Reproduce the listing below word for word and exclude any picture.

Record set —
▬▬▬▬▬▬▬▬▬▬

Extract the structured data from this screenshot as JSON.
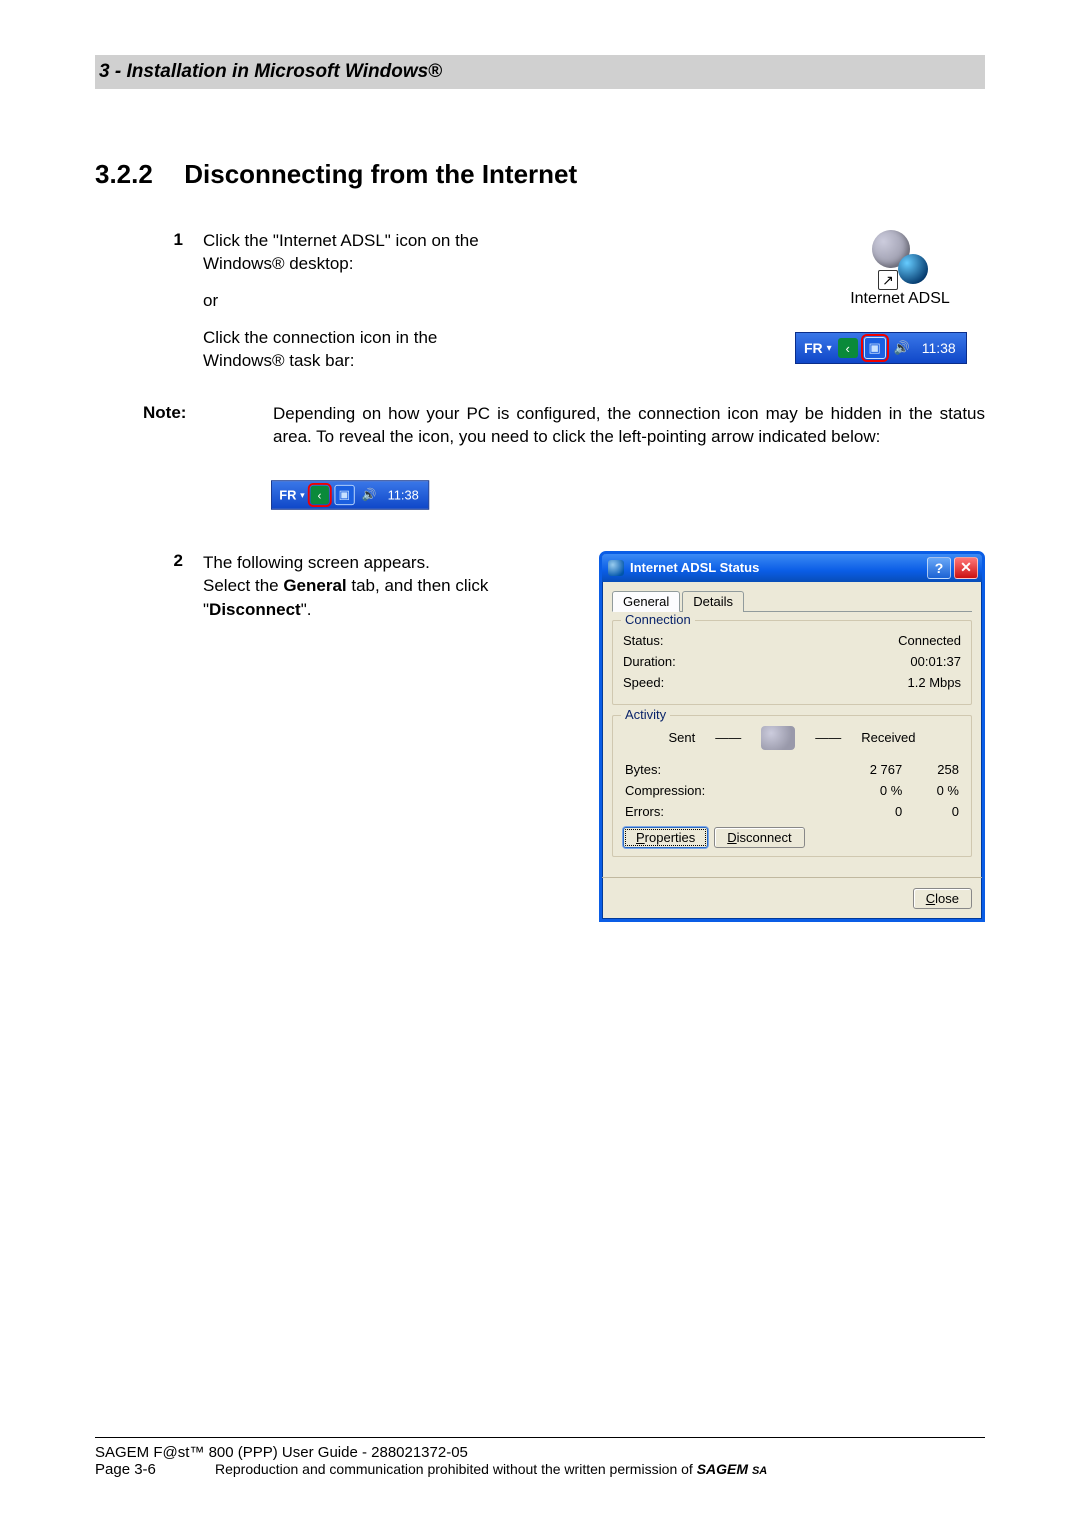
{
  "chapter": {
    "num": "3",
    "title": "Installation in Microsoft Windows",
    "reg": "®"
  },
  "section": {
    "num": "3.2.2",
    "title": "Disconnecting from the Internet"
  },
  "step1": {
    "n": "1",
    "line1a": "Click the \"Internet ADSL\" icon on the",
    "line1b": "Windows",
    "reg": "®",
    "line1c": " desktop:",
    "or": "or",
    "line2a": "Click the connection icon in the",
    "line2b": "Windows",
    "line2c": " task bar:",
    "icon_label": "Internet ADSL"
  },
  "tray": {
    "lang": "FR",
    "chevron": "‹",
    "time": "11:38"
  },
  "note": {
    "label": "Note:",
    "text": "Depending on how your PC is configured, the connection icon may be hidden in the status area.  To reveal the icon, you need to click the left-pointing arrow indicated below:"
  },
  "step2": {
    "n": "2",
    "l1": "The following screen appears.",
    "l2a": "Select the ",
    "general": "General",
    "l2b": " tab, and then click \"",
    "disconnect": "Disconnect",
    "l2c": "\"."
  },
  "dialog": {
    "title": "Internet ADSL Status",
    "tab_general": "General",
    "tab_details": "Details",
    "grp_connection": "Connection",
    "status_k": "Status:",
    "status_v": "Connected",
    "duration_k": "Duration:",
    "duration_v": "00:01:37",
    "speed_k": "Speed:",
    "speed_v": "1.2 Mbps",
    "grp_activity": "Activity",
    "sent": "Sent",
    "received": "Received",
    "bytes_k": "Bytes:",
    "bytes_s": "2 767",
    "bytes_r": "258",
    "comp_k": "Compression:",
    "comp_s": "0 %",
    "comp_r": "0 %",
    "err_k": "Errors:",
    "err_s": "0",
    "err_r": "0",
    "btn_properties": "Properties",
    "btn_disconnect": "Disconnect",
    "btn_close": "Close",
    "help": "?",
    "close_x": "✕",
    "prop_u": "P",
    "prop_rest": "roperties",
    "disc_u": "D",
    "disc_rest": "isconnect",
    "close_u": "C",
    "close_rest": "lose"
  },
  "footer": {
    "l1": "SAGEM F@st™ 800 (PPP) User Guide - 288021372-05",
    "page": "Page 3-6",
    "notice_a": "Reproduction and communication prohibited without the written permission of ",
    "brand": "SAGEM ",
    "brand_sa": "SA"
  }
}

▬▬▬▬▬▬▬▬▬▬

Result for this exercise —
Extract the structured data from this screenshot as JSON.
{
  "chapter": {
    "num": "3",
    "title": "Installation in Microsoft Windows",
    "reg": "®"
  },
  "section": {
    "num": "3.2.2",
    "title": "Disconnecting from the Internet"
  },
  "step1": {
    "n": "1",
    "line1a": "Click the \"Internet ADSL\" icon on the",
    "line1b": "Windows",
    "reg": "®",
    "line1c": " desktop:",
    "or": "or",
    "line2a": "Click the connection icon in the",
    "line2b": "Windows",
    "line2c": " task bar:",
    "icon_label": "Internet ADSL"
  },
  "tray": {
    "lang": "FR",
    "chevron": "‹",
    "time": "11:38"
  },
  "note": {
    "label": "Note:",
    "text": "Depending on how your PC is configured, the connection icon may be hidden in the status area.  To reveal the icon, you need to click the left-pointing arrow indicated below:"
  },
  "step2": {
    "n": "2",
    "l1": "The following screen appears.",
    "l2a": "Select the ",
    "general": "General",
    "l2b": " tab, and then click \"",
    "disconnect": "Disconnect",
    "l2c": "\"."
  },
  "dialog": {
    "title": "Internet ADSL Status",
    "tab_general": "General",
    "tab_details": "Details",
    "grp_connection": "Connection",
    "status_k": "Status:",
    "status_v": "Connected",
    "duration_k": "Duration:",
    "duration_v": "00:01:37",
    "speed_k": "Speed:",
    "speed_v": "1.2 Mbps",
    "grp_activity": "Activity",
    "sent": "Sent",
    "received": "Received",
    "bytes_k": "Bytes:",
    "bytes_s": "2 767",
    "bytes_r": "258",
    "comp_k": "Compression:",
    "comp_s": "0 %",
    "comp_r": "0 %",
    "err_k": "Errors:",
    "err_s": "0",
    "err_r": "0",
    "btn_properties": "Properties",
    "btn_disconnect": "Disconnect",
    "btn_close": "Close",
    "help": "?",
    "close_x": "✕",
    "prop_u": "P",
    "prop_rest": "roperties",
    "disc_u": "D",
    "disc_rest": "isconnect",
    "close_u": "C",
    "close_rest": "lose"
  },
  "footer": {
    "l1": "SAGEM F@st™ 800 (PPP) User Guide - 288021372-05",
    "page": "Page 3-6",
    "notice_a": "Reproduction and communication prohibited without the written permission of ",
    "brand": "SAGEM ",
    "brand_sa": "SA"
  }
}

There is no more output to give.